#### Goal of the exercise
The task calls for each line of the records below in which the word "package" appears.

··· Records ···

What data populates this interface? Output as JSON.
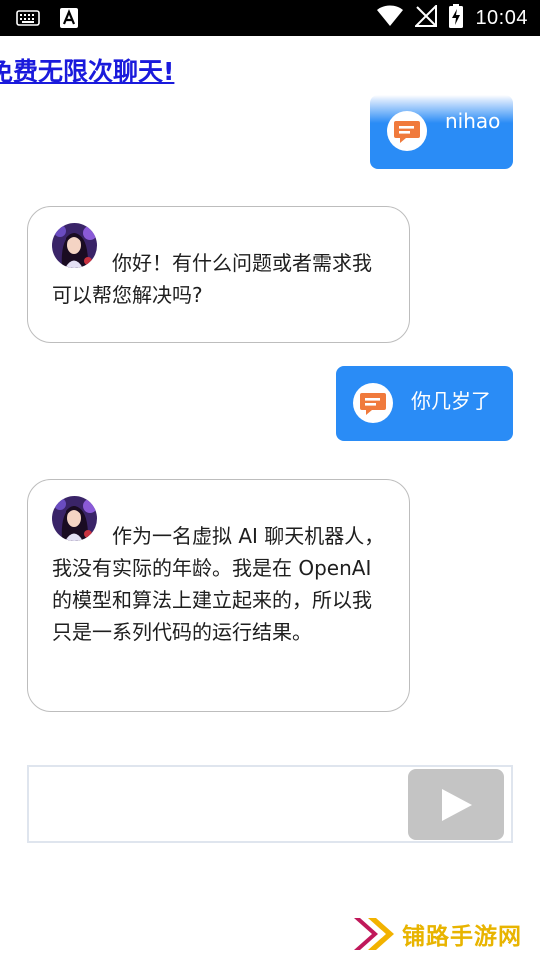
{
  "status_bar": {
    "time": "10:04"
  },
  "header": {
    "marquee_text": "免费无限次聊天!"
  },
  "messages": [
    {
      "role": "user",
      "text": "nihao"
    },
    {
      "role": "bot",
      "text": "你好！有什么问题或者需求我可以帮您解决吗?"
    },
    {
      "role": "user",
      "text": "你几岁了"
    },
    {
      "role": "bot",
      "text": "作为一名虚拟 AI 聊天机器人，我没有实际的年龄。我是在 OpenAI 的模型和算法上建立起来的，所以我只是一系列代码的运行结果。"
    }
  ],
  "input": {
    "value": "",
    "placeholder": ""
  },
  "watermark": {
    "text": "铺路手游网"
  },
  "colors": {
    "user_bubble": "#2a8cf6",
    "send_button": "#c4c4c4",
    "marquee": "#1a1adc",
    "chat_icon": "#f07a3c"
  }
}
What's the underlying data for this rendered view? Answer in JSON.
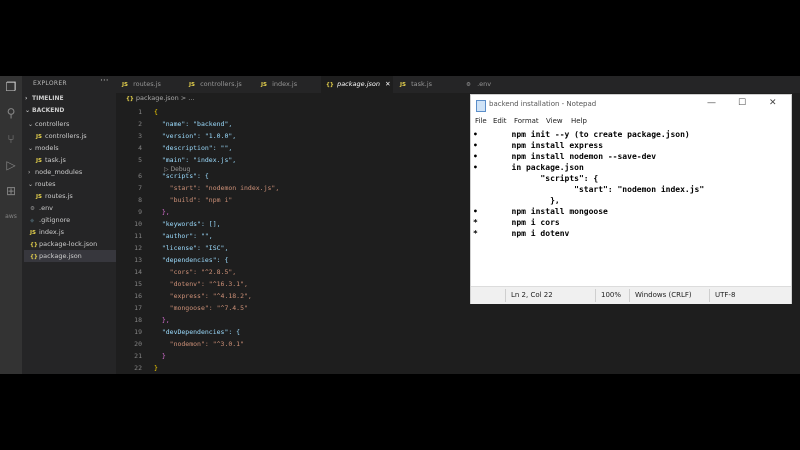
{
  "explorer": {
    "title": "EXPLORER",
    "more": "···",
    "timeline": "TIMELINE",
    "root": "BACKEND",
    "items": [
      {
        "label": "controllers",
        "icon": "chevron-down",
        "kind": "folder"
      },
      {
        "label": "controllers.js",
        "icon": "JS",
        "kind": "file"
      },
      {
        "label": "models",
        "icon": "chevron-down",
        "kind": "folder"
      },
      {
        "label": "task.js",
        "icon": "JS",
        "kind": "file"
      },
      {
        "label": "node_modules",
        "icon": "chevron-right",
        "kind": "folder"
      },
      {
        "label": "routes",
        "icon": "chevron-down",
        "kind": "folder"
      },
      {
        "label": "routes.js",
        "icon": "JS",
        "kind": "file"
      },
      {
        "label": ".env",
        "icon": "gear",
        "kind": "file"
      },
      {
        "label": ".gitignore",
        "icon": "diamond",
        "kind": "file"
      },
      {
        "label": "index.js",
        "icon": "JS",
        "kind": "file"
      },
      {
        "label": "package-lock.json",
        "icon": "{}",
        "kind": "file"
      },
      {
        "label": "package.json",
        "icon": "{}",
        "kind": "file",
        "selected": true
      }
    ]
  },
  "tabs": [
    {
      "label": "routes.js",
      "icon": "JS"
    },
    {
      "label": "controllers.js",
      "icon": "JS"
    },
    {
      "label": "index.js",
      "icon": "JS"
    },
    {
      "label": "package.json",
      "icon": "{}",
      "active": true,
      "close": "✕"
    },
    {
      "label": "task.js",
      "icon": "JS"
    },
    {
      "label": ".env",
      "icon": "gear"
    }
  ],
  "breadcrumb": {
    "file": "package.json",
    "rest": "> ..."
  },
  "codelens": "▷ Debug",
  "code_lines": [
    "{",
    "  \"name\": \"backend\",",
    "  \"version\": \"1.0.0\",",
    "  \"description\": \"\",",
    "  \"main\": \"index.js\",",
    "  \"scripts\": {",
    "    \"start\": \"nodemon index.js\",",
    "    \"build\": \"npm i\"",
    "  },",
    "  \"keywords\": [],",
    "  \"author\": \"\",",
    "  \"license\": \"ISC\",",
    "  \"dependencies\": {",
    "    \"cors\": \"^2.8.5\",",
    "    \"dotenv\": \"^16.3.1\",",
    "    \"express\": \"^4.18.2\",",
    "    \"mongoose\": \"^7.4.5\"",
    "  },",
    "  \"devDependencies\": {",
    "    \"nodemon\": \"^3.0.1\"",
    "  }",
    "}"
  ],
  "notepad": {
    "title": "backend installation - Notepad",
    "controls": {
      "minimize": "—",
      "maximize": "☐",
      "close": "✕"
    },
    "menu": [
      "File",
      "Edit",
      "Format",
      "View",
      "Help"
    ],
    "lines": [
      "•       npm init --y (to create package.json)",
      "•       npm install express",
      "•       npm install nodemon --save-dev",
      "•       in package.json",
      "              \"scripts\": {",
      "                     \"start\": \"nodemon index.js\"",
      "                },",
      "•       npm install mongoose",
      "*       npm i cors",
      "*       npm i dotenv"
    ],
    "status": {
      "position": "Ln 2, Col 22",
      "zoom": "100%",
      "eol": "Windows (CRLF)",
      "encoding": "UTF-8"
    }
  },
  "colors": {
    "vscode_bg": "#1e1e1e",
    "sidebar_bg": "#252526",
    "activity_bg": "#333333",
    "notepad_bg": "#ffffff"
  }
}
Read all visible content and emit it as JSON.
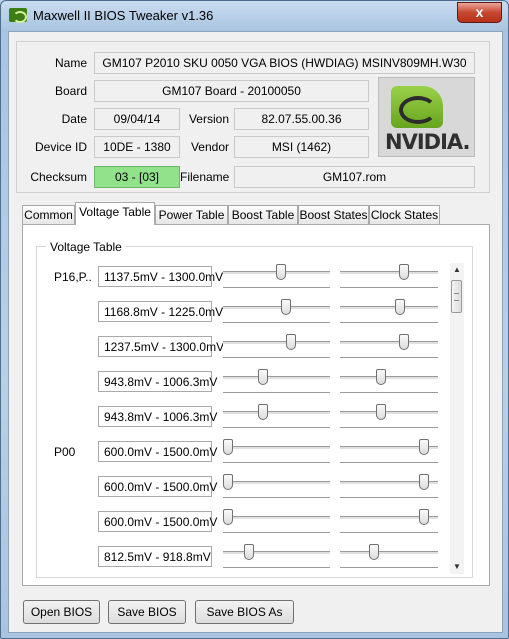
{
  "window": {
    "title": "Maxwell II BIOS Tweaker v1.36",
    "close_glyph": "x"
  },
  "info": {
    "name_label": "Name",
    "name_value": "GM107 P2010 SKU 0050 VGA BIOS (HWDIAG) MSINV809MH.W30",
    "board_label": "Board",
    "board_value": "GM107 Board - 20100050",
    "date_label": "Date",
    "date_value": "09/04/14",
    "version_label": "Version",
    "version_value": "82.07.55.00.36",
    "device_label": "Device ID",
    "device_value": "10DE - 1380",
    "vendor_label": "Vendor",
    "vendor_value": "MSI (1462)",
    "checksum_label": "Checksum",
    "checksum_value": "03 - [03]",
    "checksum_color": "#92e28c",
    "filename_label": "Filename",
    "filename_value": "GM107.rom",
    "logo_text": "NVIDIA."
  },
  "tabs": [
    "Common",
    "Voltage Table",
    "Power Table",
    "Boost Table",
    "Boost States",
    "Clock States"
  ],
  "active_tab": "Voltage Table",
  "voltage_table": {
    "group_title": "Voltage Table",
    "rows": [
      {
        "label": "P16,P..",
        "value": "1137.5mV - 1300.0mV",
        "slider1": 0.55,
        "slider2": 0.67
      },
      {
        "label": "",
        "value": "1168.8mV - 1225.0mV",
        "slider1": 0.6,
        "slider2": 0.62
      },
      {
        "label": "",
        "value": "1237.5mV - 1300.0mV",
        "slider1": 0.65,
        "slider2": 0.67
      },
      {
        "label": "",
        "value": "943.8mV - 1006.3mV",
        "slider1": 0.36,
        "slider2": 0.41
      },
      {
        "label": "",
        "value": "943.8mV - 1006.3mV",
        "slider1": 0.36,
        "slider2": 0.41
      },
      {
        "label": "P00",
        "value": "600.0mV - 1500.0mV",
        "slider1": 0.0,
        "slider2": 0.9
      },
      {
        "label": "",
        "value": "600.0mV - 1500.0mV",
        "slider1": 0.0,
        "slider2": 0.9
      },
      {
        "label": "",
        "value": "600.0mV - 1500.0mV",
        "slider1": 0.0,
        "slider2": 0.9
      },
      {
        "label": "",
        "value": "812.5mV - 918.8mV",
        "slider1": 0.22,
        "slider2": 0.33
      }
    ]
  },
  "buttons": {
    "open": "Open BIOS",
    "save": "Save BIOS",
    "save_as": "Save BIOS As"
  }
}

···

#### Task answer
        "label": "package-lock.json",
        "label": "package.json",
      "label": "package.json",
    "file": "package.json",
      "•       npm init --y (to create package.json)",
      "•       in package.json",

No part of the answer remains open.